* WORK REQUEST: Whenever a line of the data below holds the string "synchronization", copy that line.

[Data about app and page elements]
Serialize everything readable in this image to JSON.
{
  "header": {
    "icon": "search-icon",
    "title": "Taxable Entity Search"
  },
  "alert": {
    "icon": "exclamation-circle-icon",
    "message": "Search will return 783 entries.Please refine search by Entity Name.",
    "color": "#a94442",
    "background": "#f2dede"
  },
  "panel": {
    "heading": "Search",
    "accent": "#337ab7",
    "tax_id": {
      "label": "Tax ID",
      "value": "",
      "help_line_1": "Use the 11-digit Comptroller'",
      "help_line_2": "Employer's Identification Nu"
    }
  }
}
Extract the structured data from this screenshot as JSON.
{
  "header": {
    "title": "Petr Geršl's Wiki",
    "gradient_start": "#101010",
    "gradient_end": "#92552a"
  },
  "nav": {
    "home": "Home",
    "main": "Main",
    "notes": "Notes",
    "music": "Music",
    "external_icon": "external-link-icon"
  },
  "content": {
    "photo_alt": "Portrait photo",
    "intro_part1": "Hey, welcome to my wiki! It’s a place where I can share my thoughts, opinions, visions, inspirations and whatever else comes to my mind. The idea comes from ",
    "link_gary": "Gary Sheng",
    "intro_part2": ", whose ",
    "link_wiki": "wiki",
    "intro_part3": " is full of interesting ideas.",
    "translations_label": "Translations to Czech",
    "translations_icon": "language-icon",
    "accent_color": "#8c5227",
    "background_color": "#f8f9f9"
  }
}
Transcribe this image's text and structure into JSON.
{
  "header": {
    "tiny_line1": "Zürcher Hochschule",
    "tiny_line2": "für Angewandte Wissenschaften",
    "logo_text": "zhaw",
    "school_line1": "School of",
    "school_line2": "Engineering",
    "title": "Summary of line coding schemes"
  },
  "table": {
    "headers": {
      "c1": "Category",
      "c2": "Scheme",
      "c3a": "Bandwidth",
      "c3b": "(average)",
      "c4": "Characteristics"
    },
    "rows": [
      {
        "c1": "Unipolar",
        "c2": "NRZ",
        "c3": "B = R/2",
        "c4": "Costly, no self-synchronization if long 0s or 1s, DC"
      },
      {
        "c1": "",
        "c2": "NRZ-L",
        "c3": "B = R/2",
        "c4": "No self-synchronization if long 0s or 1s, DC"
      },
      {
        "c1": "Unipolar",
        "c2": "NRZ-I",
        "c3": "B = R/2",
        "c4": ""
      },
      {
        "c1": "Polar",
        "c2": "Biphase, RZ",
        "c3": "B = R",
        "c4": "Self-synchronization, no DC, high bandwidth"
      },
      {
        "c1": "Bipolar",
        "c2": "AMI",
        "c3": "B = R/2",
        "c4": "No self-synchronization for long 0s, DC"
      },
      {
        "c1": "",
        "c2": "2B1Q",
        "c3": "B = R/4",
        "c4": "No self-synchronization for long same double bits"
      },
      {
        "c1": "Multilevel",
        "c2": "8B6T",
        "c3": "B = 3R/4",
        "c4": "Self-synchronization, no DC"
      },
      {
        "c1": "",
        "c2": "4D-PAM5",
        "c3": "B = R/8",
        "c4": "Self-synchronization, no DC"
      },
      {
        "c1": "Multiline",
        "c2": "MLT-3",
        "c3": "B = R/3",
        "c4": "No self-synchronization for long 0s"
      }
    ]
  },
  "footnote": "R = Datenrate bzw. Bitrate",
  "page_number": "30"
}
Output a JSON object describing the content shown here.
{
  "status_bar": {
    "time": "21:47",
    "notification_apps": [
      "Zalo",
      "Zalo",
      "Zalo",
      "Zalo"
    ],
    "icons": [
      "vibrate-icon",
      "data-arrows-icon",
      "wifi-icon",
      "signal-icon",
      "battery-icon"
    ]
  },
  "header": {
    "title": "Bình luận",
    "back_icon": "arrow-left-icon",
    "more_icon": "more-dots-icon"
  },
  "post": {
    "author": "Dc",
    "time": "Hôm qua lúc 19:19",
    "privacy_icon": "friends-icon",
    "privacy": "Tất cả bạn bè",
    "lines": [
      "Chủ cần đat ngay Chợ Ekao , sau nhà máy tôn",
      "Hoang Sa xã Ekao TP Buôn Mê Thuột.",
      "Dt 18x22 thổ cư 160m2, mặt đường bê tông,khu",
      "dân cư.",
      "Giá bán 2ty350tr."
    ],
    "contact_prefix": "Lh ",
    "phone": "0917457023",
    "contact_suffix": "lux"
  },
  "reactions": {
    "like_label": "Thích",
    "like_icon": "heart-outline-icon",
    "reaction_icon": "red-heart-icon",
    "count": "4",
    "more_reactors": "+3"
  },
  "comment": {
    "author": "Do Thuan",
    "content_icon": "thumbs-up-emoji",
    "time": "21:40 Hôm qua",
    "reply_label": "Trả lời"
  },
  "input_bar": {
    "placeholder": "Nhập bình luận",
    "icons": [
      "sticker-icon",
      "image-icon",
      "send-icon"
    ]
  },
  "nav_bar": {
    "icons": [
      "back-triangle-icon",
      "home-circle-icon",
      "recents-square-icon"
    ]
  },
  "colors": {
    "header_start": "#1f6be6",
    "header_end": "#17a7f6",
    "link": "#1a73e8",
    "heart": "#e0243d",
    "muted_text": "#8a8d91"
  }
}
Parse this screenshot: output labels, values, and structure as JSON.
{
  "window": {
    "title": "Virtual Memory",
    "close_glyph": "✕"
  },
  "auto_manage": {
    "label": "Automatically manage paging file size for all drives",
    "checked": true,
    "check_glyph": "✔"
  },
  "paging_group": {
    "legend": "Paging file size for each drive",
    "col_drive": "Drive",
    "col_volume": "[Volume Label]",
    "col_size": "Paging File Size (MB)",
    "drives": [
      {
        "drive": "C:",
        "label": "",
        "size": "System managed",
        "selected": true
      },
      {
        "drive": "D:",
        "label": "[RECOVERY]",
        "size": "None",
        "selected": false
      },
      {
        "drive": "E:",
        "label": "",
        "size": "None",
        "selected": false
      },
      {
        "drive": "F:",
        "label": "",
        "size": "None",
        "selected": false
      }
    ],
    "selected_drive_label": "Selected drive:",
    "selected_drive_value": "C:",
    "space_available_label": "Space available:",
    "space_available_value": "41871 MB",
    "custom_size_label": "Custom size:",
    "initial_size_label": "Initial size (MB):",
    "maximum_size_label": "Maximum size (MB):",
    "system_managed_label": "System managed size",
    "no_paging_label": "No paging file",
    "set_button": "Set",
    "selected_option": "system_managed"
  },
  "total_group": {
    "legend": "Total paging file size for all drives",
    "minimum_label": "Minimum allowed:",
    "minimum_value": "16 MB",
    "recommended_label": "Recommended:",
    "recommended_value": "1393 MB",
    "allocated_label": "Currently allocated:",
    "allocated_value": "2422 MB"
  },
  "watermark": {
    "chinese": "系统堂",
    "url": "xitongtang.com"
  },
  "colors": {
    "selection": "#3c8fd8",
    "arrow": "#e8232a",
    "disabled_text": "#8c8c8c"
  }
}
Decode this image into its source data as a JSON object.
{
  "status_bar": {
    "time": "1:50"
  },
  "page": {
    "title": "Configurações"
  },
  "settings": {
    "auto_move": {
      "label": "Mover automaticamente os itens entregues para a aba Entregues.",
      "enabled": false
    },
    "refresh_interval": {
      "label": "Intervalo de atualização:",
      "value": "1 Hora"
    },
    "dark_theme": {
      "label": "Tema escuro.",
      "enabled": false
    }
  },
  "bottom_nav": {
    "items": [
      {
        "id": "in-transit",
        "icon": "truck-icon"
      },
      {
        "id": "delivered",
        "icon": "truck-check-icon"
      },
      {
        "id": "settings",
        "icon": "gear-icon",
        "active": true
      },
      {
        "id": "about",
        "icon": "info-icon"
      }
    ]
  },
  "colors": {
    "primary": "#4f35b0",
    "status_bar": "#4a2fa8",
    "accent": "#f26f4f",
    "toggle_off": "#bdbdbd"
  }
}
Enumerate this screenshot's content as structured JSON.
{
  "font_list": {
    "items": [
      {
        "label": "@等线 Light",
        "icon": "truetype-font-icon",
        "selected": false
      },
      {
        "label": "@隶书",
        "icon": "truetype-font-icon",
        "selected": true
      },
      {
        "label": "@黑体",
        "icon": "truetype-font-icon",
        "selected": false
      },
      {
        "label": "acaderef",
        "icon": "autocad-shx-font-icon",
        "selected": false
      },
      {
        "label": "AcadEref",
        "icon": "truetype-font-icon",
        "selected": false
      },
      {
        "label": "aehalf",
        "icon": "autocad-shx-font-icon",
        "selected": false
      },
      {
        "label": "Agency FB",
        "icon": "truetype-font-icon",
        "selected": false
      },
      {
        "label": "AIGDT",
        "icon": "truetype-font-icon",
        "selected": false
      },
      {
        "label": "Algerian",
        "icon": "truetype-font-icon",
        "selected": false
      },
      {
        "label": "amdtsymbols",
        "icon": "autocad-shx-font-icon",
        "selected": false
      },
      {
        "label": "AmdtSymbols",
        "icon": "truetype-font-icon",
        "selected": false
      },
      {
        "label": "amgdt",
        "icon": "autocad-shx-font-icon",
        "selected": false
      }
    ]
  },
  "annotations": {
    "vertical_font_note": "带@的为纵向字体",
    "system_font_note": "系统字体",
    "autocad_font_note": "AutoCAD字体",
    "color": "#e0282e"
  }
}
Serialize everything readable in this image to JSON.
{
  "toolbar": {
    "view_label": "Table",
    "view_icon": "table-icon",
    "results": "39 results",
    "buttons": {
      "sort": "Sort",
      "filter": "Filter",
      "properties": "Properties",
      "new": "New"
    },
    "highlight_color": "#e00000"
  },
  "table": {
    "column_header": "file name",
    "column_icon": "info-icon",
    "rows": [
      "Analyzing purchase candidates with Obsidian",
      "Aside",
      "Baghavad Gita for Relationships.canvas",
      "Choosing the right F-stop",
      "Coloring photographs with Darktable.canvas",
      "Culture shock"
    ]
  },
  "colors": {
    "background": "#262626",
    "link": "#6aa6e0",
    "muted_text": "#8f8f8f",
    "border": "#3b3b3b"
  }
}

* ANSWER:
        "c4": "Costly, no self-synchronization if long 0s or 1s, DC"
        "c4": "No self-synchronization if long 0s or 1s, DC"
        "c4": "Self-synchronization, no DC, high bandwidth"
        "c4": "No self-synchronization for long 0s, DC"
        "c4": "No self-synchronization for long same double bits"
        "c4": "Self-synchronization, no DC"
        "c4": "Self-synchronization, no DC"
        "c4": "No self-synchronization for long 0s"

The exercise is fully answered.